[Element data from apps and pages]
::::::::::

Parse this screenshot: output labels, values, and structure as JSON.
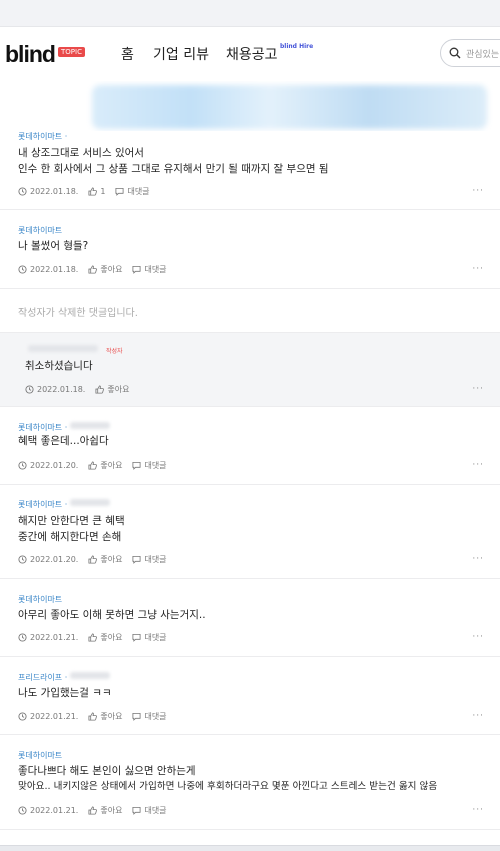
{
  "header": {
    "logo": "blind",
    "topic_badge": "TOPIC",
    "nav_home": "홈",
    "nav_review": "기업 리뷰",
    "nav_jobs": "채용공고",
    "hire_badge": "blind Hire",
    "search_placeholder": "관심있는"
  },
  "comments": [
    {
      "company": "롯데하이마트 · ",
      "lines": [
        "내 상조그대로 서비스 있어서",
        "인수 한 회사에서 그 상품 그대로 유지해서 만기 될 때까지 잘 부으면 됨"
      ],
      "date": "2022.01.18.",
      "like": "1",
      "reply": "대댓글",
      "more": "···"
    },
    {
      "company": "롯데하이마트",
      "lines": [
        "나 볼썼어 형들?"
      ],
      "date": "2022.01.18.",
      "like": "좋아요",
      "reply": "대댓글",
      "more": "···"
    },
    {
      "deleted": "작성자가 삭제한 댓글입니다."
    },
    {
      "author_tag": "작성자",
      "lines": [
        "취소하셨습니다"
      ],
      "date": "2022.01.18.",
      "like": "좋아요",
      "more": "···"
    },
    {
      "company": "롯데하이마트 · ",
      "lines": [
        "혜택 좋은데...아쉽다"
      ],
      "date": "2022.01.20.",
      "like": "좋아요",
      "reply": "대댓글",
      "more": "···"
    },
    {
      "company": "롯데하이마트 · ",
      "lines": [
        "해지만 안한다면 큰 혜택",
        "중간에 해지한다면 손해"
      ],
      "date": "2022.01.20.",
      "like": "좋아요",
      "reply": "대댓글",
      "more": "···"
    },
    {
      "company": "롯데하이마트",
      "lines": [
        "아무리 좋아도 이해 못하면 그냥 사는거지.."
      ],
      "date": "2022.01.21.",
      "like": "좋아요",
      "reply": "대댓글",
      "more": "···"
    },
    {
      "company": "프리드라이프 · ",
      "lines": [
        "나도 가입했는걸 ㅋㅋ"
      ],
      "date": "2022.01.21.",
      "like": "좋아요",
      "reply": "대댓글",
      "more": "···"
    },
    {
      "company": "롯데하이마트",
      "lines": [
        "좋다나쁘다 해도 본인이 싫으면 안하는게",
        "맞아요.. 내키지않은 상태에서 가입하면 나중에 후회하더라구요 몇푼 아낀다고 스트레스 받는건 옳지 않음"
      ],
      "date": "2022.01.21.",
      "like": "좋아요",
      "reply": "대댓글",
      "more": "···"
    }
  ],
  "colors": {
    "accent": "#e94a4a",
    "company": "#3a86c8",
    "hire": "#4353d8"
  },
  "icons": [
    "search-icon",
    "clock-icon",
    "thumbs-up-icon",
    "speech-bubble-icon"
  ]
}
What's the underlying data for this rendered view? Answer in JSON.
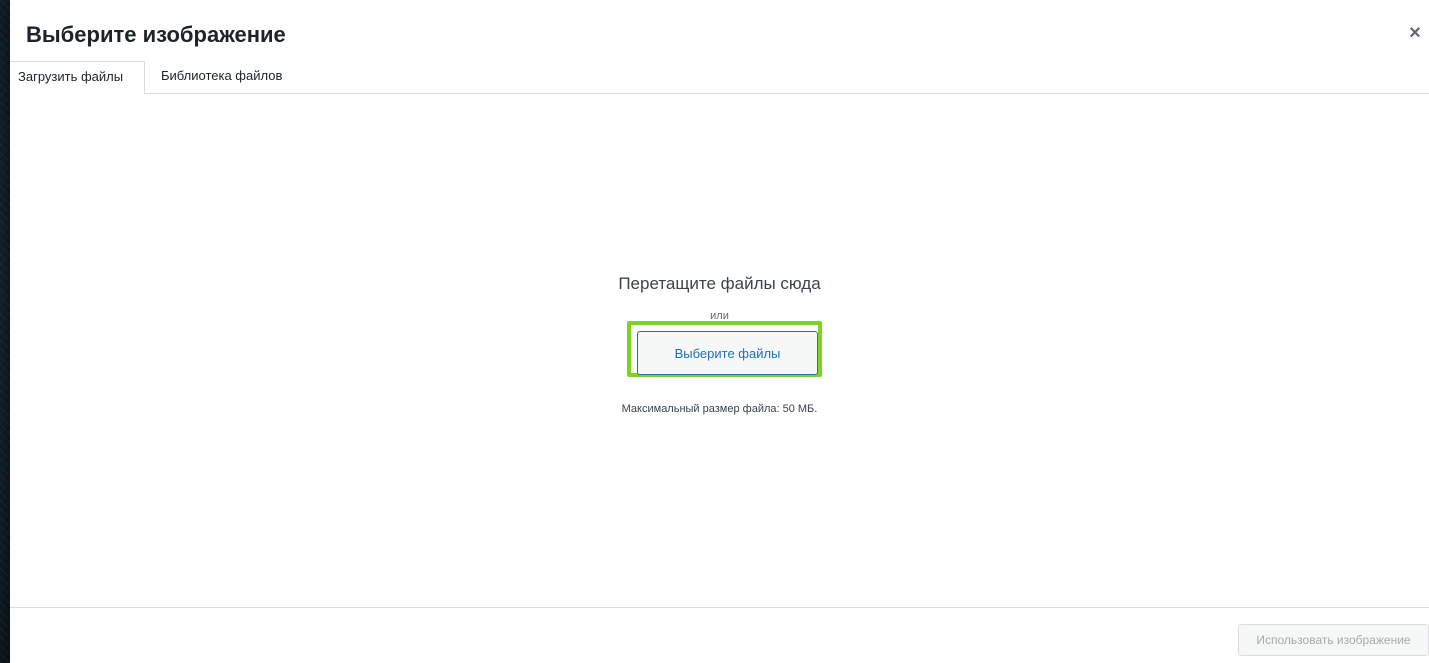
{
  "modal": {
    "title": "Выберите изображение",
    "close_label": "×"
  },
  "tabs": [
    {
      "label": "Загрузить файлы",
      "active": true
    },
    {
      "label": "Библиотека файлов",
      "active": false
    }
  ],
  "uploader": {
    "drop_title": "Перетащите файлы сюда",
    "or_text": "или",
    "select_button": "Выберите файлы",
    "max_size": "Максимальный размер файла: 50 МБ."
  },
  "toolbar": {
    "use_image_button": "Использовать изображение",
    "use_image_enabled": false
  },
  "colors": {
    "highlight": "#7ed321",
    "accent": "#2271b1"
  }
}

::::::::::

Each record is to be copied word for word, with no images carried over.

* **Your response**
Parse this screenshot: output labels, values, and structure as JSON.
{
  "header": {
    "logo": "blind",
    "topic_badge": "TOPIC",
    "nav_home": "홈",
    "nav_review": "기업 리뷰",
    "nav_jobs": "채용공고",
    "hire_badge": "blind Hire",
    "search_placeholder": "관심있는"
  },
  "comments": [
    {
      "company": "롯데하이마트 · ",
      "lines": [
        "내 상조그대로 서비스 있어서",
        "인수 한 회사에서 그 상품 그대로 유지해서 만기 될 때까지 잘 부으면 됨"
      ],
      "date": "2022.01.18.",
      "like": "1",
      "reply": "대댓글",
      "more": "···"
    },
    {
      "company": "롯데하이마트",
      "lines": [
        "나 볼썼어 형들?"
      ],
      "date": "2022.01.18.",
      "like": "좋아요",
      "reply": "대댓글",
      "more": "···"
    },
    {
      "deleted": "작성자가 삭제한 댓글입니다."
    },
    {
      "author_tag": "작성자",
      "lines": [
        "취소하셨습니다"
      ],
      "date": "2022.01.18.",
      "like": "좋아요",
      "more": "···"
    },
    {
      "company": "롯데하이마트 · ",
      "lines": [
        "혜택 좋은데...아쉽다"
      ],
      "date": "2022.01.20.",
      "like": "좋아요",
      "reply": "대댓글",
      "more": "···"
    },
    {
      "company": "롯데하이마트 · ",
      "lines": [
        "해지만 안한다면 큰 혜택",
        "중간에 해지한다면 손해"
      ],
      "date": "2022.01.20.",
      "like": "좋아요",
      "reply": "대댓글",
      "more": "···"
    },
    {
      "company": "롯데하이마트",
      "lines": [
        "아무리 좋아도 이해 못하면 그냥 사는거지.."
      ],
      "date": "2022.01.21.",
      "like": "좋아요",
      "reply": "대댓글",
      "more": "···"
    },
    {
      "company": "프리드라이프 · ",
      "lines": [
        "나도 가입했는걸 ㅋㅋ"
      ],
      "date": "2022.01.21.",
      "like": "좋아요",
      "reply": "대댓글",
      "more": "···"
    },
    {
      "company": "롯데하이마트",
      "lines": [
        "좋다나쁘다 해도 본인이 싫으면 안하는게",
        "맞아요.. 내키지않은 상태에서 가입하면 나중에 후회하더라구요 몇푼 아낀다고 스트레스 받는건 옳지 않음"
      ],
      "date": "2022.01.21.",
      "like": "좋아요",
      "reply": "대댓글",
      "more": "···"
    }
  ],
  "colors": {
    "accent": "#e94a4a",
    "company": "#3a86c8",
    "hire": "#4353d8"
  },
  "icons": [
    "search-icon",
    "clock-icon",
    "thumbs-up-icon",
    "speech-bubble-icon"
  ]
}
What's the underlying data for this rendered view? Answer in JSON.
{
  "modal": {
    "title": "Выберите изображение",
    "close_label": "×"
  },
  "tabs": [
    {
      "label": "Загрузить файлы",
      "active": true
    },
    {
      "label": "Библиотека файлов",
      "active": false
    }
  ],
  "uploader": {
    "drop_title": "Перетащите файлы сюда",
    "or_text": "или",
    "select_button": "Выберите файлы",
    "max_size": "Максимальный размер файла: 50 МБ."
  },
  "toolbar": {
    "use_image_button": "Использовать изображение",
    "use_image_enabled": false
  },
  "colors": {
    "highlight": "#7ed321",
    "accent": "#2271b1"
  }
}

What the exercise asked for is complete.